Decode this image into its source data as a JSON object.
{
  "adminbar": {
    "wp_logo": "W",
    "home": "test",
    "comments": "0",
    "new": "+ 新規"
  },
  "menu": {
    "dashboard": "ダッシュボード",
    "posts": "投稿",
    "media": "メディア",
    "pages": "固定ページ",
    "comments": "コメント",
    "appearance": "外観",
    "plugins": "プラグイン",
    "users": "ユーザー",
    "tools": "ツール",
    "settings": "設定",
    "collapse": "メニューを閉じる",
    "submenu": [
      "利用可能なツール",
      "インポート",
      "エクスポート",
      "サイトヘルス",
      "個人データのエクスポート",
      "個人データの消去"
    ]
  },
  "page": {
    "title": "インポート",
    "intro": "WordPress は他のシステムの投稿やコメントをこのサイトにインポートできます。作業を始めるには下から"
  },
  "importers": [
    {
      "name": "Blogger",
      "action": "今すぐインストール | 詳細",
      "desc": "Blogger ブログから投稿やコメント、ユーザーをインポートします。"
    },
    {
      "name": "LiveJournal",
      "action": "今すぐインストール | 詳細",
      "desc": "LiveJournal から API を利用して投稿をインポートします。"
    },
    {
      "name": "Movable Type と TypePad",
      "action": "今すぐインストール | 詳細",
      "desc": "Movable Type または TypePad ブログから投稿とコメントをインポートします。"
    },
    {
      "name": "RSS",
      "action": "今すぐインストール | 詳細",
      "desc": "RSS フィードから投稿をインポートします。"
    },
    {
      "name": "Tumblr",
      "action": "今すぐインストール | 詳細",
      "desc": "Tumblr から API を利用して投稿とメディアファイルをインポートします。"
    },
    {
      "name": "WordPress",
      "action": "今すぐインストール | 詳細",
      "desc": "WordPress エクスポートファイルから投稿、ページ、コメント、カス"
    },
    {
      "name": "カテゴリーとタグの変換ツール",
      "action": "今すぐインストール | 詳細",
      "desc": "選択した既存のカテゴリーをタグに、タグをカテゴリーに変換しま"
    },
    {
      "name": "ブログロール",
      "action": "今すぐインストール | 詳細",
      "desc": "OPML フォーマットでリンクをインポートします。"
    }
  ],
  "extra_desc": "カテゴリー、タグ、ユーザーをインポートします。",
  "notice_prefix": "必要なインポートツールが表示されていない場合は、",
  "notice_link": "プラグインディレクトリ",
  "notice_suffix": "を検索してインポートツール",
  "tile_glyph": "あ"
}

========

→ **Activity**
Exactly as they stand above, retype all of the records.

→ **Task response**
Decode this image into its source data as a JSON object.
{
  "adminbar": {
    "wp_logo": "W",
    "home": "test",
    "comments": "0",
    "new": "+ 新規"
  },
  "menu": {
    "dashboard": "ダッシュボード",
    "posts": "投稿",
    "media": "メディア",
    "pages": "固定ページ",
    "comments": "コメント",
    "appearance": "外観",
    "plugins": "プラグイン",
    "users": "ユーザー",
    "tools": "ツール",
    "settings": "設定",
    "collapse": "メニューを閉じる",
    "submenu": [
      "利用可能なツール",
      "インポート",
      "エクスポート",
      "サイトヘルス",
      "個人データのエクスポート",
      "個人データの消去"
    ]
  },
  "page": {
    "title": "インポート",
    "intro": "WordPress は他のシステムの投稿やコメントをこのサイトにインポートできます。作業を始めるには下から"
  },
  "importers": [
    {
      "name": "Blogger",
      "action": "今すぐインストール | 詳細",
      "desc": "Blogger ブログから投稿やコメント、ユーザーをインポートします。"
    },
    {
      "name": "LiveJournal",
      "action": "今すぐインストール | 詳細",
      "desc": "LiveJournal から API を利用して投稿をインポートします。"
    },
    {
      "name": "Movable Type と TypePad",
      "action": "今すぐインストール | 詳細",
      "desc": "Movable Type または TypePad ブログから投稿とコメントをインポートします。"
    },
    {
      "name": "RSS",
      "action": "今すぐインストール | 詳細",
      "desc": "RSS フィードから投稿をインポートします。"
    },
    {
      "name": "Tumblr",
      "action": "今すぐインストール | 詳細",
      "desc": "Tumblr から API を利用して投稿とメディアファイルをインポートします。"
    },
    {
      "name": "WordPress",
      "action": "今すぐインストール | 詳細",
      "desc": "WordPress エクスポートファイルから投稿、ページ、コメント、カス"
    },
    {
      "name": "カテゴリーとタグの変換ツール",
      "action": "今すぐインストール | 詳細",
      "desc": "選択した既存のカテゴリーをタグに、タグをカテゴリーに変換しま"
    },
    {
      "name": "ブログロール",
      "action": "今すぐインストール | 詳細",
      "desc": "OPML フォーマットでリンクをインポートします。"
    }
  ],
  "extra_desc": "カテゴリー、タグ、ユーザーをインポートします。",
  "notice_prefix": "必要なインポートツールが表示されていない場合は、",
  "notice_link": "プラグインディレクトリ",
  "notice_suffix": "を検索してインポートツール",
  "tile_glyph": "あ"
}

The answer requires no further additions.